"Impressions | Abstractions" at Sicardi Gallery Displays Distinct Differences in Printmaking
PrintHouston is the local art community's yearly love letter to the printmaking medium. For an entire summer, PrintMatters, a group made up of printmaking artists, hosts special exhibitions, lectures and events dedicated to the art of printmaking in multiple galleries.Though put on by the artist's group, PrintHouston's invitation extends to national and global artists, as well . "Impressions | Abstractions," which opened at Sicardi Gallery on Friday, showcases the work of 20th century Latin American artists Carlos Cruz-Diez, Jesús-Rafael Soto, Julio Le Parc, Luis Tomasello, Sérvulo Esmeraldo, León Ferrari and Gego.
"S/T3" by Luis Tomasello
Printmaking is, at its heart, the art of applying ink to paper to create lines, dots, pictures and many other types of imagery. Schoolchildren, lawyers and doctors do this everyday, so that print artists manage to flesh mini-mediums -- engraving, screenprinting and monoprint, to name a few -- out of the main one is nothing short of a modern art miracle. The works of the seven Latin American artists, make clear the distinctions in printmaking, from color to technique. By comparing Cruz-Diez, Soto and Tomasello, three of the seven, it is possible to make an argument why printmaking is such a versatile medium.
Cruz-Diez and Soto are Venezuelan artists who both studied at the Escuela de Artes Plásticas y Aplicadas and were early adopters of the kinetic art movement. Because of this, their art is similar; striped horizontal and vertical lines make up the crux of their respective works. However, while Soto's lines move up and down black-and-grey sculptures ("Escriture"), Cruz-Diez is more liberal with color, as in his Physichromies, Chromosaturations, Chromo-interference Environments series of chromatic serigraphs.

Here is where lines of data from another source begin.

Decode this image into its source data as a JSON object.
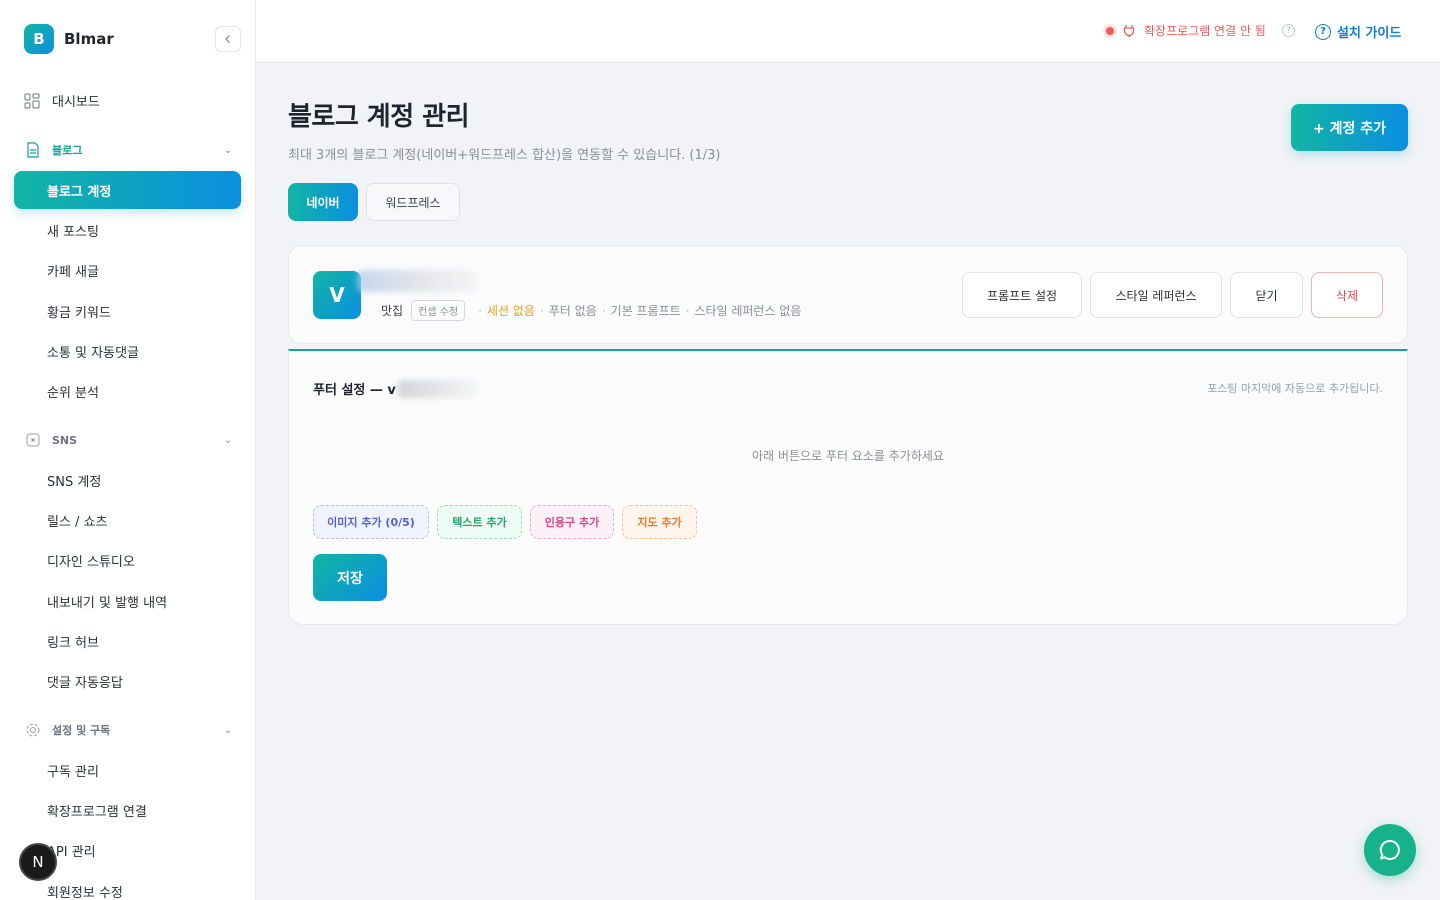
{
  "sidebar": {
    "brand": {
      "logo_letter": "B",
      "name": "Blmar"
    },
    "dashboard": "대시보드",
    "sections": {
      "blog": {
        "title": "블로그",
        "items": [
          "블로그 계정",
          "새 포스팅",
          "카페 새글",
          "황금 키워드",
          "소통 및 자동댓글",
          "순위 분석"
        ]
      },
      "sns": {
        "title": "SNS",
        "items": [
          "SNS 계정",
          "릴스 / 쇼츠",
          "디자인 스튜디오",
          "내보내기 및 발행 내역",
          "링크 허브",
          "댓글 자동응답"
        ]
      },
      "settings": {
        "title": "설정 및 구독",
        "items": [
          "구독 관리",
          "확장프로그램 연결",
          "API 관리",
          "회원정보 수정"
        ]
      }
    },
    "active_item": "블로그 계정",
    "bottom_badge": "N"
  },
  "topbar": {
    "extension_status": "확장프로그램 연결 안 됨",
    "help_icon": "?",
    "install_guide": "설치 가이드"
  },
  "page": {
    "title": "블로그 계정 관리",
    "subtitle": "최대 3개의 블로그 계정(네이버+워드프레스 합산)을 연동할 수 있습니다. (1/3)",
    "add_account_button": "+ 계정 추가",
    "tabs": [
      {
        "label": "네이버",
        "active": true
      },
      {
        "label": "워드프레스",
        "active": false
      }
    ]
  },
  "account": {
    "avatar_letter": "V",
    "category": "맛집",
    "concept_button": "컨셉 수정",
    "meta": [
      "세션 없음",
      "푸터 없음",
      "기본 프롬프트",
      "스타일 레퍼런스 없음"
    ],
    "buttons": {
      "prompt": "프롬프트 설정",
      "style": "스타일 레퍼런스",
      "close": "닫기",
      "delete": "삭제"
    }
  },
  "footer_settings": {
    "title_prefix": "푸터 설정 — v",
    "note": "포스팅 마지막에 자동으로 추가됩니다.",
    "empty_message": "아래 버튼으로 푸터 요소를 추가하세요",
    "chips": {
      "image": "이미지 추가 (0/5)",
      "text": "텍스트 추가",
      "quote": "인용구 추가",
      "map": "지도 추가"
    },
    "save_button": "저장"
  },
  "colors": {
    "accent_start": "#12b5a4",
    "accent_end": "#0a8fe0",
    "danger": "#e24b4b",
    "warning": "#e5a21c"
  }
}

Usually a serigraph is a process where an image is stenciled into a mesh screen. Ink is applied to the part of the screen not covered by the image stencil, which is then squeezed through, creating a superimposed image. Cruz-Diez's process is unique in that he combines silkscreen and lithography with digital printing. The result is a work boasting 50 shades of color, such as in the translucent rainbows of "Induction chromatique a double fréquence," (1990). The piece is a pigment chromagraphy on Plexiglas, a process that allows color to bleed and blend, so what begins as blue and orange mixes, turning the top into a striking rainbow of colors.
"Induction chromatique a double fréquence" Carlos Cruz-Diez
Tomasello, on the other hand, produces "lithographs," where ink is placed onto a stone or metal surface, then followed by a sheet of paper that removes the ink from the stone, creating the image. His pieces have white backgrounds, with blushes of color applied in strategic positions. "Atmosphére Chromoplastique No. 857" (2006) has light blue and green tints located in places that hint at the faint impression of a diamond -- or a heart, depending on the title of one's head, while "Atmosphére Chromoplastique No. 914" (2009), an acrylic on wood piece, is divided into squares, created by four horizontal or vertical lines. The vertical line squares have a green tint, causing them to stick out more, heightening the acrylic piece.
The lines in Cruz-Diez and Soto's kinetic pieces are also present in Tomasello's, revealing that even though each printmaker's work is different and special in its own way, the repeated, recognizable themes of lines, dots, pictures and other types of imagery are what make the practice of printmaking so interesting.
"Impressions | Abstractions" will be on view until August 31. Visit sicardi.com for more information.